• _DIRECTIONS_
Could you filter the material and copy every line where the word "Front" occurs?

• _AVAILABLE DATA_
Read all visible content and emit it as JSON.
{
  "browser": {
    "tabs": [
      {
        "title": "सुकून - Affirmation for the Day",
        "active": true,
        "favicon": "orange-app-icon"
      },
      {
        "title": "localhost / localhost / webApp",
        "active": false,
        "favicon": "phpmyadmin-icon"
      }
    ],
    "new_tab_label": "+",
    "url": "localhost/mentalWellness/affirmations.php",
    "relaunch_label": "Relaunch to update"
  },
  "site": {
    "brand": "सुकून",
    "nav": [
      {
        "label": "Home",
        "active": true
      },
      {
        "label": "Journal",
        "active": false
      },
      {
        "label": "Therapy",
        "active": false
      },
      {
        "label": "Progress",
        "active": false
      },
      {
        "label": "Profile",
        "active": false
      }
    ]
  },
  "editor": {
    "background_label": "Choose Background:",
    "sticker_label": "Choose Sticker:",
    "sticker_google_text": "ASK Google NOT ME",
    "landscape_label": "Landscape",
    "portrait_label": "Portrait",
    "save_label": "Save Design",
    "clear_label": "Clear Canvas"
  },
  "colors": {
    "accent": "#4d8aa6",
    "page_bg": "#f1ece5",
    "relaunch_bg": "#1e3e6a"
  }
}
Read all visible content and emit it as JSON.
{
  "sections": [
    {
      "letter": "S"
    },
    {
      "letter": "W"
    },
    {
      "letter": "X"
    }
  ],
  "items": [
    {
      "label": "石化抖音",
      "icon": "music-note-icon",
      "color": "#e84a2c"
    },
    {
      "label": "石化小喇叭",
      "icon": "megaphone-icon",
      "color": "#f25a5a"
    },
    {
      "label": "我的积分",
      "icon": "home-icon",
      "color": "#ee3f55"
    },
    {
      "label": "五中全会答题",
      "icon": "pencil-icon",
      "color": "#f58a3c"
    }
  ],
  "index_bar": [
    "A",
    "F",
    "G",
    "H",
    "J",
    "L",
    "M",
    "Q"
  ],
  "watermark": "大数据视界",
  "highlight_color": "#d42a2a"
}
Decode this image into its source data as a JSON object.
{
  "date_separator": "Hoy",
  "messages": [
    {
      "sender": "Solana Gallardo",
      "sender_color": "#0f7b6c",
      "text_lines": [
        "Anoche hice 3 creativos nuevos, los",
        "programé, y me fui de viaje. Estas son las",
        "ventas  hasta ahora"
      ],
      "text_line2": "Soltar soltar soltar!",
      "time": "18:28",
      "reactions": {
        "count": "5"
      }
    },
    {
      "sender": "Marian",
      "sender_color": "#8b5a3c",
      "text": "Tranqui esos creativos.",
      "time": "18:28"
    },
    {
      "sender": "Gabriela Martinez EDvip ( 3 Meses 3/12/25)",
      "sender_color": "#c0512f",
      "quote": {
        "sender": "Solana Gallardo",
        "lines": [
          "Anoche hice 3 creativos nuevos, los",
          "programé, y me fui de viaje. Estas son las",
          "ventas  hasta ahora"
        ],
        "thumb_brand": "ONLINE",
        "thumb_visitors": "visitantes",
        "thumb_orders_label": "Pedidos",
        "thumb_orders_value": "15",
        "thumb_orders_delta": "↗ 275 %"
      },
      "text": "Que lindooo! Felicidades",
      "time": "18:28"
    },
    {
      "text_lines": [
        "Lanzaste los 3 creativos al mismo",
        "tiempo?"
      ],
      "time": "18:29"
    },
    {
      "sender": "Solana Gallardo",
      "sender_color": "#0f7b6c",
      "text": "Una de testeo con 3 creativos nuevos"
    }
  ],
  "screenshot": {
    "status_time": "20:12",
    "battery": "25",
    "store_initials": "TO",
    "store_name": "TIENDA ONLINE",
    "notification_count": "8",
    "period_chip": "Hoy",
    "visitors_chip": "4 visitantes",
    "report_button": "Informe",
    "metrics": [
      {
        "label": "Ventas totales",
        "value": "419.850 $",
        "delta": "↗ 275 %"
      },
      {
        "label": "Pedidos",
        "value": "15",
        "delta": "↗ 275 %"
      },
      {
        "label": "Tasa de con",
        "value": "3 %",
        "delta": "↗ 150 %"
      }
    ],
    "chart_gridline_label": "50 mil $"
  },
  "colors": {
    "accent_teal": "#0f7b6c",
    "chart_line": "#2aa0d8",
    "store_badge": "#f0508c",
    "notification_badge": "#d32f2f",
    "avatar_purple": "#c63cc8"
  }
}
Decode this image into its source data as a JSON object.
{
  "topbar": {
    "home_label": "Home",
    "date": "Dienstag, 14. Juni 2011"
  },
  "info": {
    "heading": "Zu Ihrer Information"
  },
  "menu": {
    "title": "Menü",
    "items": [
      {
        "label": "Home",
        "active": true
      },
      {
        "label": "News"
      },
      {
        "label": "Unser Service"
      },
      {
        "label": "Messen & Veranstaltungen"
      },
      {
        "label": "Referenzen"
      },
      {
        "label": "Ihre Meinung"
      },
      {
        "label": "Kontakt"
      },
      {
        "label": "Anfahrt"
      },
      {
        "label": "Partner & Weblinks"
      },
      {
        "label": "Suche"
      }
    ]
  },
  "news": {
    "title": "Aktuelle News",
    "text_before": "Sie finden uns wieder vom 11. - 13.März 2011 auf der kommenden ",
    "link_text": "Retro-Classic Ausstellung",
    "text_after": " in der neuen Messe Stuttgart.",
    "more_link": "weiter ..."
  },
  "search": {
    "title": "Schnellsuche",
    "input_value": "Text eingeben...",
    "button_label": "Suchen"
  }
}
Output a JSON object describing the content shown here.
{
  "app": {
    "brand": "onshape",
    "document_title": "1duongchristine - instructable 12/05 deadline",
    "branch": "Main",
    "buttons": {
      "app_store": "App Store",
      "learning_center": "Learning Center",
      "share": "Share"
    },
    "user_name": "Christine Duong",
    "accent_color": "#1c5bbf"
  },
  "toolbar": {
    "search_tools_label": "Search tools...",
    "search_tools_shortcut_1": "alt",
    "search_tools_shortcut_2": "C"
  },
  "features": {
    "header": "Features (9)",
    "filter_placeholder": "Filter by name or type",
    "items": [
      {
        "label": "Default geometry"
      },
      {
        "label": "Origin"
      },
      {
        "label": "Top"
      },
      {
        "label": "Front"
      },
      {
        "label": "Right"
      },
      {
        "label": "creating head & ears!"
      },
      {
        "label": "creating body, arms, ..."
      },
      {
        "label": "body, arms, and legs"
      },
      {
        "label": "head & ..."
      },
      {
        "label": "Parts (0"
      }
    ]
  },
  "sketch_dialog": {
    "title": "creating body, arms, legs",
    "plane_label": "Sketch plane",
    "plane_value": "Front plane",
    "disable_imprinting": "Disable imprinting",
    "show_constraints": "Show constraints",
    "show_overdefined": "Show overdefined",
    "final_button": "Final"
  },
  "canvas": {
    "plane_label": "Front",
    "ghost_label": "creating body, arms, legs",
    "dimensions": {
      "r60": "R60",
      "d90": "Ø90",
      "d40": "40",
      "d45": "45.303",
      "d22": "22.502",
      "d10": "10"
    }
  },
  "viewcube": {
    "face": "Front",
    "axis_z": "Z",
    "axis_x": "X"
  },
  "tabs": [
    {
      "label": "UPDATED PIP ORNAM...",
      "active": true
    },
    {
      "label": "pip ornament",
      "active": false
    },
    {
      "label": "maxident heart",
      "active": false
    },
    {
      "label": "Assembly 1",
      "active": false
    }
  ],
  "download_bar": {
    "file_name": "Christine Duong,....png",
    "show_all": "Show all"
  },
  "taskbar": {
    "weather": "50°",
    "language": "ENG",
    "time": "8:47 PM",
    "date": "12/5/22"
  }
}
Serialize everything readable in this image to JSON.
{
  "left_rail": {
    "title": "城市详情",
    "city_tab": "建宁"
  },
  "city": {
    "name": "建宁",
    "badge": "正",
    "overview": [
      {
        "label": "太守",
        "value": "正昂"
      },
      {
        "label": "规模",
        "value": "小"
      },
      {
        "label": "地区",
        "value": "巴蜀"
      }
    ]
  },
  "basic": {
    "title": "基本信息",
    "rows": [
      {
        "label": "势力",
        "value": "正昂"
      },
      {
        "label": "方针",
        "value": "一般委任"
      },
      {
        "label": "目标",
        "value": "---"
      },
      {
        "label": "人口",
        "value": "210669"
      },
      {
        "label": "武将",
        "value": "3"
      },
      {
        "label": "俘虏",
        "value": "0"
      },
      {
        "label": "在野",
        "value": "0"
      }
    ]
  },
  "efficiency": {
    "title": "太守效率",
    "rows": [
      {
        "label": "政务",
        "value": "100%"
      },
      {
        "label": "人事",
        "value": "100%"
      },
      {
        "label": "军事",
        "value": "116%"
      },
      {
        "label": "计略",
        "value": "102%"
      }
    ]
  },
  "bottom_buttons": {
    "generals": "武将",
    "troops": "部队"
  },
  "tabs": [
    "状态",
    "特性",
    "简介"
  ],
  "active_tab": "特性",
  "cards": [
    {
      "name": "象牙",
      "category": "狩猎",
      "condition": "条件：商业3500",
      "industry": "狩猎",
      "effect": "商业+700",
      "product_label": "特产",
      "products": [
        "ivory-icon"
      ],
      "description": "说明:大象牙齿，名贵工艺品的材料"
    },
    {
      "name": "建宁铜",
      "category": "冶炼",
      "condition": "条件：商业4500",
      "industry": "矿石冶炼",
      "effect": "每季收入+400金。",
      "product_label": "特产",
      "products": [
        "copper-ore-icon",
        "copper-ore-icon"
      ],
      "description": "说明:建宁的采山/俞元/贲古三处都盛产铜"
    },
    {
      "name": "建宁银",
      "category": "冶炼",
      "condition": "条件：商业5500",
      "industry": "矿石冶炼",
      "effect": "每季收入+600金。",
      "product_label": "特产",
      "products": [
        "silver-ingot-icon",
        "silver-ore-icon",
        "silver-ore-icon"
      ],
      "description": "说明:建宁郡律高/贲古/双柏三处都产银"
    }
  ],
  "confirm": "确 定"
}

• _TASK ANSWER_
        "label": "Front"
    "plane_value": "Front plane",
    "plane_label": "Front",
    "face": "Front",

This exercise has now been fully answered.